Kåre: I think that inner motivation is a point in itself. What is driving you as an individual? It’s like I often ask people, how often were you asked at school by your teachers, what would you like to learn and why? And most people answer “never”. I asked my 15 year old nephew this question. Modern schools in Norway have projects and all sorts of new technologies that I never had when I went to school. And I asked him, how often do your teachers ask you, what you would like to learn? Never, ever, ever did a teacher ask this question. This tells us something about our society. We don’t focus on people’s inner motivation. I then asked my nephew, why do you go to school? To get good grades, he said. Now, I find that to be an unfortunate main reason to be in school, given that learning, from our basic human design, is a great joy for us, a basic need for human beings. It’s the same in business. We must dare to ask these direct questions. Like, why do you go to work in the morning? What’s the purpose? We don’t ask these obvious questions so much.
Lidia: Most people only ask themselves about it!
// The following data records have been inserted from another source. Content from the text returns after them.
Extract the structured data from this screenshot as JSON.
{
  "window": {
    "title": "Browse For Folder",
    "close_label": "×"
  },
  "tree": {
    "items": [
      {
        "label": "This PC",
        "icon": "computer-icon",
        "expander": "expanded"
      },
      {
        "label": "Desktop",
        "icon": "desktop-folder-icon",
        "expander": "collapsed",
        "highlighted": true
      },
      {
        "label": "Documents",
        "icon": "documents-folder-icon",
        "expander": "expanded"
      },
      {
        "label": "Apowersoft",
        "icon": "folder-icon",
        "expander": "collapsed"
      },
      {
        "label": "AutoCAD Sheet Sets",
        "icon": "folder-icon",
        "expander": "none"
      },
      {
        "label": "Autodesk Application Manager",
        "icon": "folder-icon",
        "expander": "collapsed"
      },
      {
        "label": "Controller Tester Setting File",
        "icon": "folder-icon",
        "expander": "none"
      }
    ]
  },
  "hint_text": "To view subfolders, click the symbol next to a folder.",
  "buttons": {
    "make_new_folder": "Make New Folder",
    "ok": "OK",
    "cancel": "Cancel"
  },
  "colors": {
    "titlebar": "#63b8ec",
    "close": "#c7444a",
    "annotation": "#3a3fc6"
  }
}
Kåre: Yes, but do they really ask themselves about it?
Lidia: And if you could maybe offer three points of advice for HR specialists in a modern-based organisation?
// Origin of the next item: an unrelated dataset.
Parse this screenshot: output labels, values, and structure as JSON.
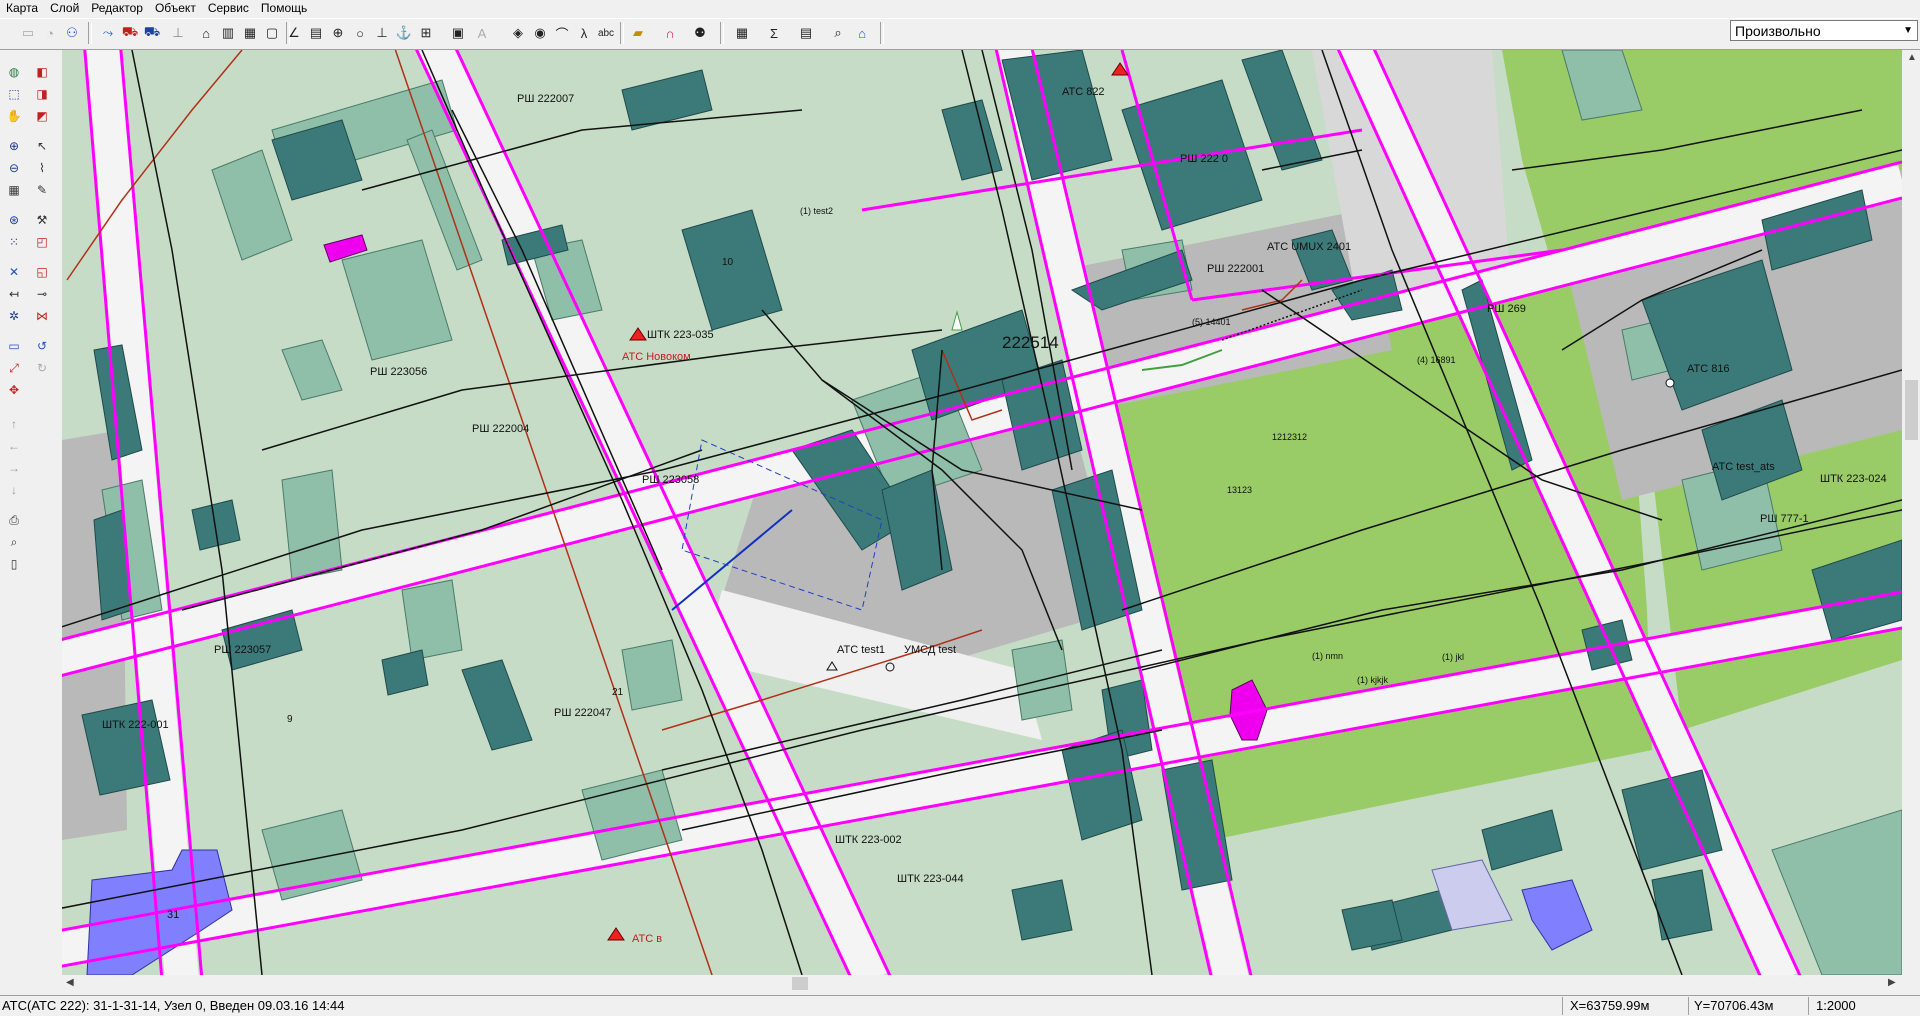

Kåre: Step 1 – focus on your own personal growth. The deeper you go inside yourself, the deeper you can support others. There’s a direct link. I work with people; I support people – so that means a big part of my work is to work on myself. That means that I spend a lot of time and money every day, every month, every year, on my own growth process. If I don’t do that, my capacity to support other people becomes diminished. So that’s number 1. Be selfishly focused on your own growth. Sometimes we forget to do this because we get so focused on supporting others. Second – spend plenty of time being curious about people’s inner driving force; the deepest motivation of each person. Practice listening and asking as much as possible.
Lidia: Be open, like a child.
Kåre: Yes, be open like a child. We tend to go into telling and like I’m doing now, giving advice. Instead of being curious, open and asking questions. And not being afraid of the phrase, ‘I don’t know.’ Let’s find out together! Third point. Invite collaborative thinking in all situations. So it’s, like, what do you think? Do you have some ideas, any suggestions? And on the point about the driving force, ask questions like, ‘what do you long for, truly?’ ‘What’s your deepest purpose, really? What’s your deepest intention? Longing, Intention, Purpose? Use those words. So these are my three points.
Lidia: Do you have dreams or visions about the future of humanity?
Kåre: My vision is of a world based on a win-win attitude in all situations; where people are self-connected with a deep place inside, a place inside where joyful collaboration with others is the natural way to be. I believe there is a goodness in the centre of all human beings, and a creative force that we can relax into. My ambition for the future of humanity is that people are doing that, that they are relaxing into themselves and when they relate they are not coming from competition, but from collaboration. Win-win. So how to think, ‘we’, without compromising myself, but also not fighting or competing with you. We are all living on this same boat – planet earth – we can make the best of all situations. Everybody basically wants good for each other. So that’s my dream that we all live like that. Always looking for win-win in all situations, based on deep self-connection.
Lidia: It sounds like we are making space for co-creation.
Kåre: Totally! It is all based on the inter-connectedness of everyone and the basic goodness within each of us.
Lidia: Did I forget anything important?
Kåre: I think that is all. Thank you.
Lidia: Thank you.